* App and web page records

■ ■ ■ ■

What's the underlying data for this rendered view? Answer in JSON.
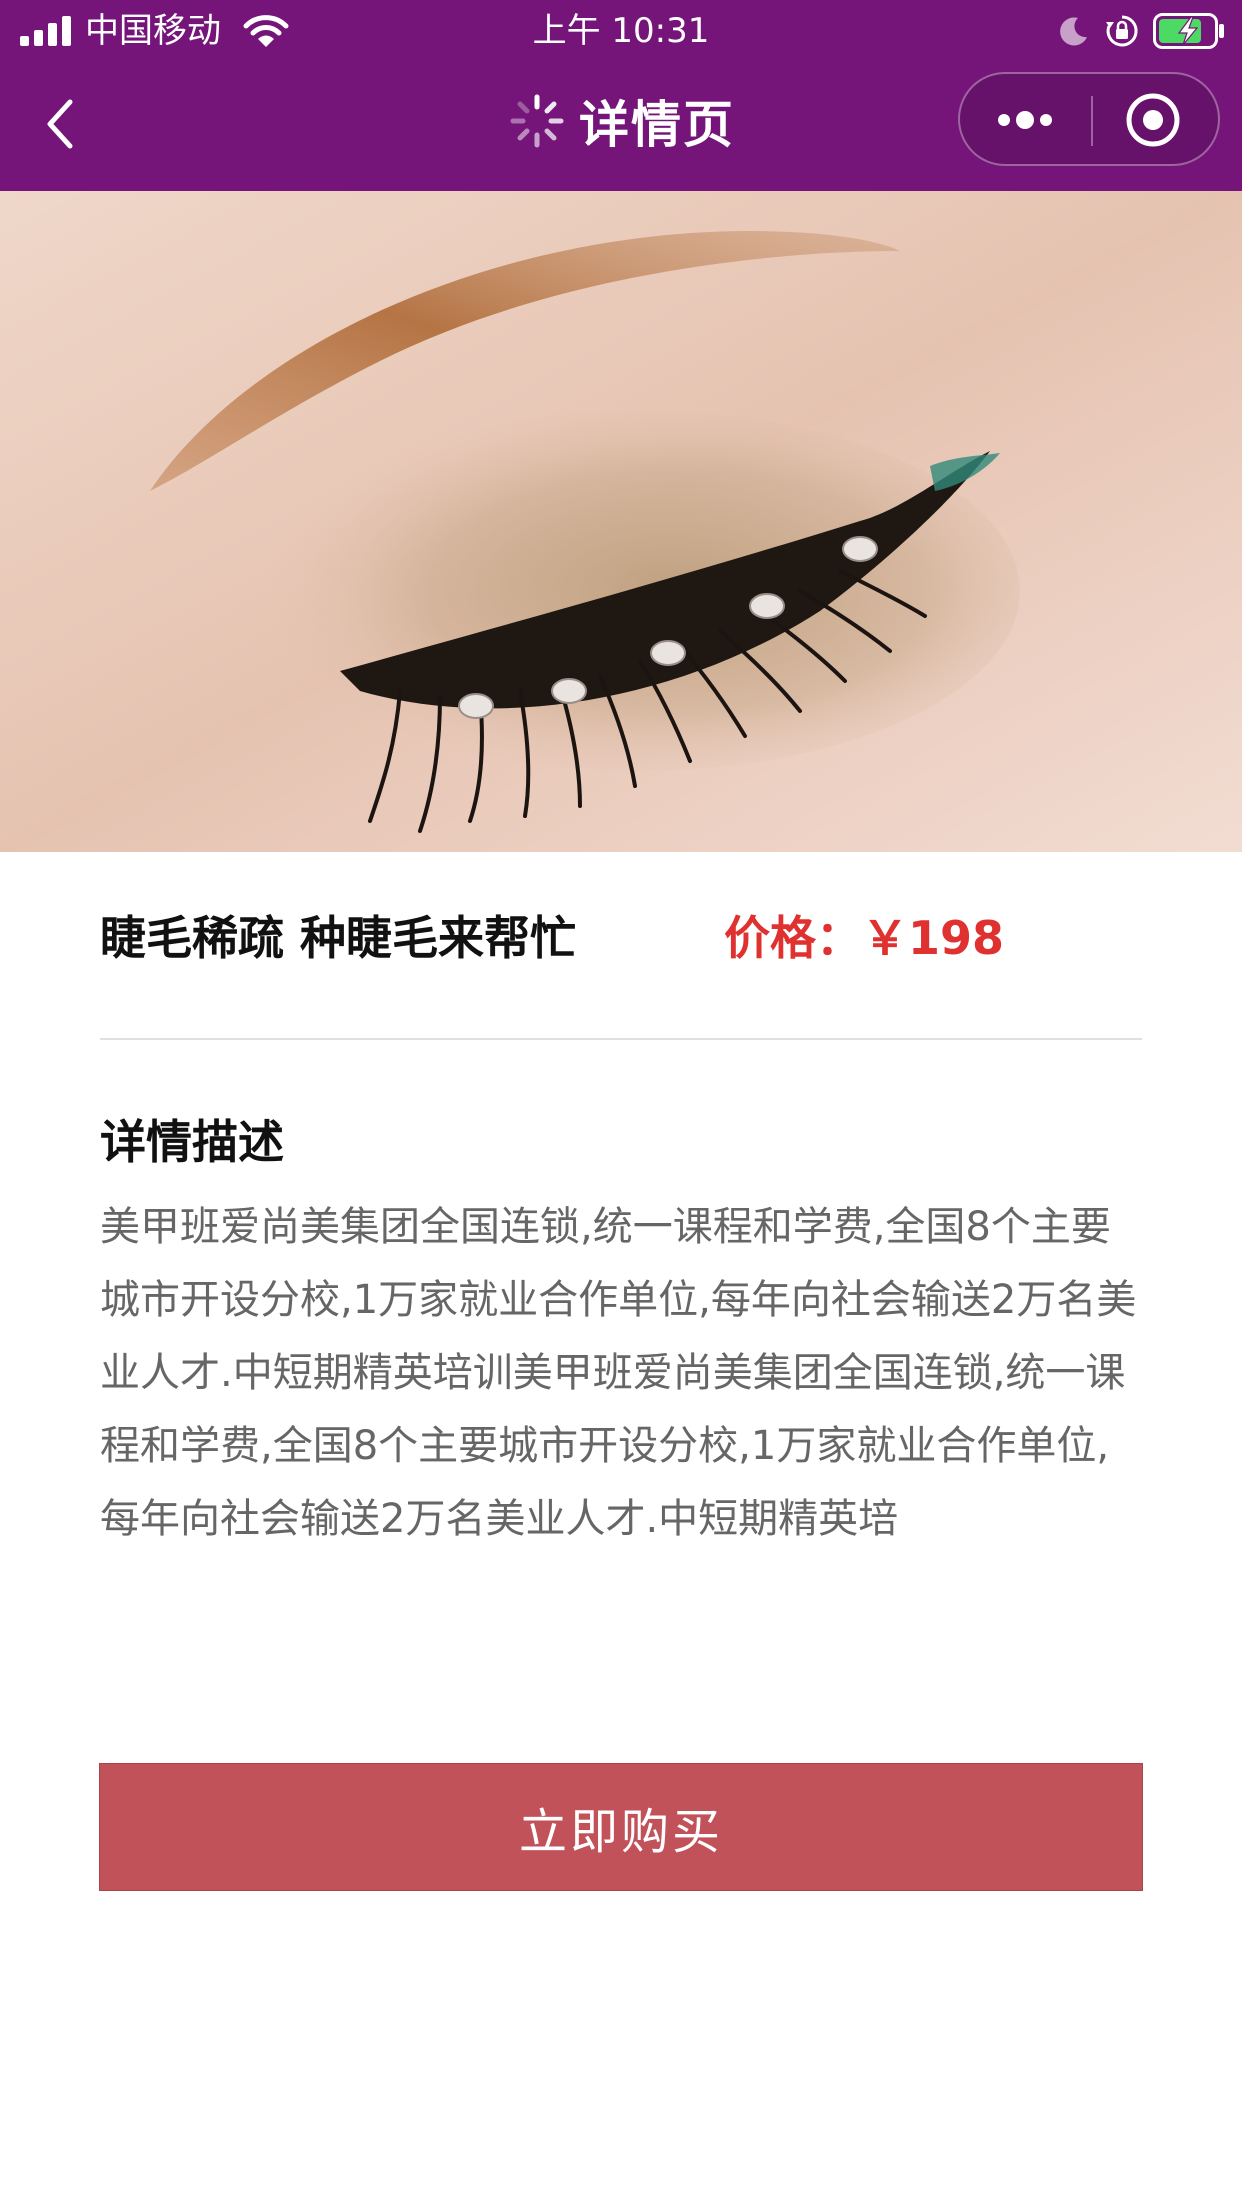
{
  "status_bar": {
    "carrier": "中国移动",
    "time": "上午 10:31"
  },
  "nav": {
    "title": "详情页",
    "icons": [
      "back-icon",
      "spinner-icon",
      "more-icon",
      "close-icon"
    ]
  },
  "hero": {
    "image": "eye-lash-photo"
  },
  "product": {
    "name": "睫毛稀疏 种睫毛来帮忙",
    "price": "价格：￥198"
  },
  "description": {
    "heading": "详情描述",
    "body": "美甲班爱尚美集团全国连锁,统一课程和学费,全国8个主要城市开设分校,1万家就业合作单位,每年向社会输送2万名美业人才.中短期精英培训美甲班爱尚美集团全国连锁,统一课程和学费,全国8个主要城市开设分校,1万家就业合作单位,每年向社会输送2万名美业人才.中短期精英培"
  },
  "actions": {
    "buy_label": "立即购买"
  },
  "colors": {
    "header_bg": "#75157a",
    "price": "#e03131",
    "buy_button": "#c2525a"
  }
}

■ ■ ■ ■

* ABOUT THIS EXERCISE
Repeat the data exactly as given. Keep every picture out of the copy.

* ANSWER TO THIS PROBLEM
What's the underlying data for this rendered view? Answer in JSON.
{
  "status_bar": {
    "carrier": "中国移动",
    "time": "上午 10:31"
  },
  "nav": {
    "title": "详情页",
    "icons": [
      "back-icon",
      "spinner-icon",
      "more-icon",
      "close-icon"
    ]
  },
  "hero": {
    "image": "eye-lash-photo"
  },
  "product": {
    "name": "睫毛稀疏 种睫毛来帮忙",
    "price": "价格：￥198"
  },
  "description": {
    "heading": "详情描述",
    "body": "美甲班爱尚美集团全国连锁,统一课程和学费,全国8个主要城市开设分校,1万家就业合作单位,每年向社会输送2万名美业人才.中短期精英培训美甲班爱尚美集团全国连锁,统一课程和学费,全国8个主要城市开设分校,1万家就业合作单位,每年向社会输送2万名美业人才.中短期精英培"
  },
  "actions": {
    "buy_label": "立即购买"
  },
  "colors": {
    "header_bg": "#75157a",
    "price": "#e03131",
    "buy_button": "#c2525a"
  }
}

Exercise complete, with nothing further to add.